What is required -
Please write out each entry below exactly as it appears.

BEGIN Records for the exercise

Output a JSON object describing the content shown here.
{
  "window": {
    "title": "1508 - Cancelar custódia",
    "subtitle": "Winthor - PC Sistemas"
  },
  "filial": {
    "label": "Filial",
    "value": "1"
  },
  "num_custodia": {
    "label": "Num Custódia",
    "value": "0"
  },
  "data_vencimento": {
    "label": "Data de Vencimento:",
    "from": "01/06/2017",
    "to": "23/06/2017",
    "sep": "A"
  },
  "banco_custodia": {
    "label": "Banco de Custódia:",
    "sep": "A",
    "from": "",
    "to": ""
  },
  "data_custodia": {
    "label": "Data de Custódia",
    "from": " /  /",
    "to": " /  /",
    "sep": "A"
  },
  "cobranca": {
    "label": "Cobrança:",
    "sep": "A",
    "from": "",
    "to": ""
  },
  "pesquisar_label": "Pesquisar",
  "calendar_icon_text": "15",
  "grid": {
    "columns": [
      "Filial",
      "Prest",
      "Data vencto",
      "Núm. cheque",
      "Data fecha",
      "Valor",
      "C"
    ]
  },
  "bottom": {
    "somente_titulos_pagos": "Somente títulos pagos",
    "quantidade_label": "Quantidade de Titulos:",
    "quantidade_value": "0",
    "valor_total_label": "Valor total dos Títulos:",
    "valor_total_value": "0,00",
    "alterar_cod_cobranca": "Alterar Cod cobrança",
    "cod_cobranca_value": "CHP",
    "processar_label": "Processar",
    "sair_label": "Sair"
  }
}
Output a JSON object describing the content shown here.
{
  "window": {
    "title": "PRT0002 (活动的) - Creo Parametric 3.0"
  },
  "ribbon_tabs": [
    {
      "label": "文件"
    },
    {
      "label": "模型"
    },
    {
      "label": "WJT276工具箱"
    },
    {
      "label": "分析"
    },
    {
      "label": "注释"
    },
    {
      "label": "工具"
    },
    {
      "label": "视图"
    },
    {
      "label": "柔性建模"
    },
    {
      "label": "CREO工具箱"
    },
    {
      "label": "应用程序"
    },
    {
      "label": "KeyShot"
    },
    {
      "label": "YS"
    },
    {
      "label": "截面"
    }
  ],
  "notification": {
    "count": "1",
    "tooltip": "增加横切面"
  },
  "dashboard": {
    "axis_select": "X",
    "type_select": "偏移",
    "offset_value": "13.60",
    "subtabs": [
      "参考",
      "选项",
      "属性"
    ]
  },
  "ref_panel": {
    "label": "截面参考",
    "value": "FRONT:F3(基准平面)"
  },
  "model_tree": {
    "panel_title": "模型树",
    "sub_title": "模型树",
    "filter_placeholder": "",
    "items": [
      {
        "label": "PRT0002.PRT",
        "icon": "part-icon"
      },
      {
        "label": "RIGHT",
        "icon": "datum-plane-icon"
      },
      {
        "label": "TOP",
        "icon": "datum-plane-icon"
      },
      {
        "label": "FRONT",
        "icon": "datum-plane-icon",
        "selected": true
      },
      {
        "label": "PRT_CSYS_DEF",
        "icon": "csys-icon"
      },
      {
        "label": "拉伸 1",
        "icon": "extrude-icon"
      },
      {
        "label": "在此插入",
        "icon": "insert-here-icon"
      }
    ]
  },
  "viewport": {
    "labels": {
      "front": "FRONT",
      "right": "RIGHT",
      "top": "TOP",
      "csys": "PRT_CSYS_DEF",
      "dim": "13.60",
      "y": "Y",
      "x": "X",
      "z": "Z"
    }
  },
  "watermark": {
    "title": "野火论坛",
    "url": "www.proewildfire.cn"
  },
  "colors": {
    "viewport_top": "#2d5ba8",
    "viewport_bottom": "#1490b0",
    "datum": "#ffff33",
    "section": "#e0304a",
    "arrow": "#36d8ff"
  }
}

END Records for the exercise

Your response -
Output a JSON object describing the content shown here.
{
  "window": {
    "title": "1508 - Cancelar custódia",
    "subtitle": "Winthor - PC Sistemas"
  },
  "filial": {
    "label": "Filial",
    "value": "1"
  },
  "num_custodia": {
    "label": "Num Custódia",
    "value": "0"
  },
  "data_vencimento": {
    "label": "Data de Vencimento:",
    "from": "01/06/2017",
    "to": "23/06/2017",
    "sep": "A"
  },
  "banco_custodia": {
    "label": "Banco de Custódia:",
    "sep": "A",
    "from": "",
    "to": ""
  },
  "data_custodia": {
    "label": "Data de Custódia",
    "from": " /  /",
    "to": " /  /",
    "sep": "A"
  },
  "cobranca": {
    "label": "Cobrança:",
    "sep": "A",
    "from": "",
    "to": ""
  },
  "pesquisar_label": "Pesquisar",
  "calendar_icon_text": "15",
  "grid": {
    "columns": [
      "Filial",
      "Prest",
      "Data vencto",
      "Núm. cheque",
      "Data fecha",
      "Valor",
      "C"
    ]
  },
  "bottom": {
    "somente_titulos_pagos": "Somente títulos pagos",
    "quantidade_label": "Quantidade de Titulos:",
    "quantidade_value": "0",
    "valor_total_label": "Valor total dos Títulos:",
    "valor_total_value": "0,00",
    "alterar_cod_cobranca": "Alterar Cod cobrança",
    "cod_cobranca_value": "CHP",
    "processar_label": "Processar",
    "sair_label": "Sair"
  }
}
Output a JSON object describing the content shown here.
{
  "window": {
    "title": "PRT0002 (活动的) - Creo Parametric 3.0"
  },
  "ribbon_tabs": [
    {
      "label": "文件"
    },
    {
      "label": "模型"
    },
    {
      "label": "WJT276工具箱"
    },
    {
      "label": "分析"
    },
    {
      "label": "注释"
    },
    {
      "label": "工具"
    },
    {
      "label": "视图"
    },
    {
      "label": "柔性建模"
    },
    {
      "label": "CREO工具箱"
    },
    {
      "label": "应用程序"
    },
    {
      "label": "KeyShot"
    },
    {
      "label": "YS"
    },
    {
      "label": "截面"
    }
  ],
  "notification": {
    "count": "1",
    "tooltip": "增加横切面"
  },
  "dashboard": {
    "axis_select": "X",
    "type_select": "偏移",
    "offset_value": "13.60",
    "subtabs": [
      "参考",
      "选项",
      "属性"
    ]
  },
  "ref_panel": {
    "label": "截面参考",
    "value": "FRONT:F3(基准平面)"
  },
  "model_tree": {
    "panel_title": "模型树",
    "sub_title": "模型树",
    "filter_placeholder": "",
    "items": [
      {
        "label": "PRT0002.PRT",
        "icon": "part-icon"
      },
      {
        "label": "RIGHT",
        "icon": "datum-plane-icon"
      },
      {
        "label": "TOP",
        "icon": "datum-plane-icon"
      },
      {
        "label": "FRONT",
        "icon": "datum-plane-icon",
        "selected": true
      },
      {
        "label": "PRT_CSYS_DEF",
        "icon": "csys-icon"
      },
      {
        "label": "拉伸 1",
        "icon": "extrude-icon"
      },
      {
        "label": "在此插入",
        "icon": "insert-here-icon"
      }
    ]
  },
  "viewport": {
    "labels": {
      "front": "FRONT",
      "right": "RIGHT",
      "top": "TOP",
      "csys": "PRT_CSYS_DEF",
      "dim": "13.60",
      "y": "Y",
      "x": "X",
      "z": "Z"
    }
  },
  "watermark": {
    "title": "野火论坛",
    "url": "www.proewildfire.cn"
  },
  "colors": {
    "viewport_top": "#2d5ba8",
    "viewport_bottom": "#1490b0",
    "datum": "#ffff33",
    "section": "#e0304a",
    "arrow": "#36d8ff"
  }
}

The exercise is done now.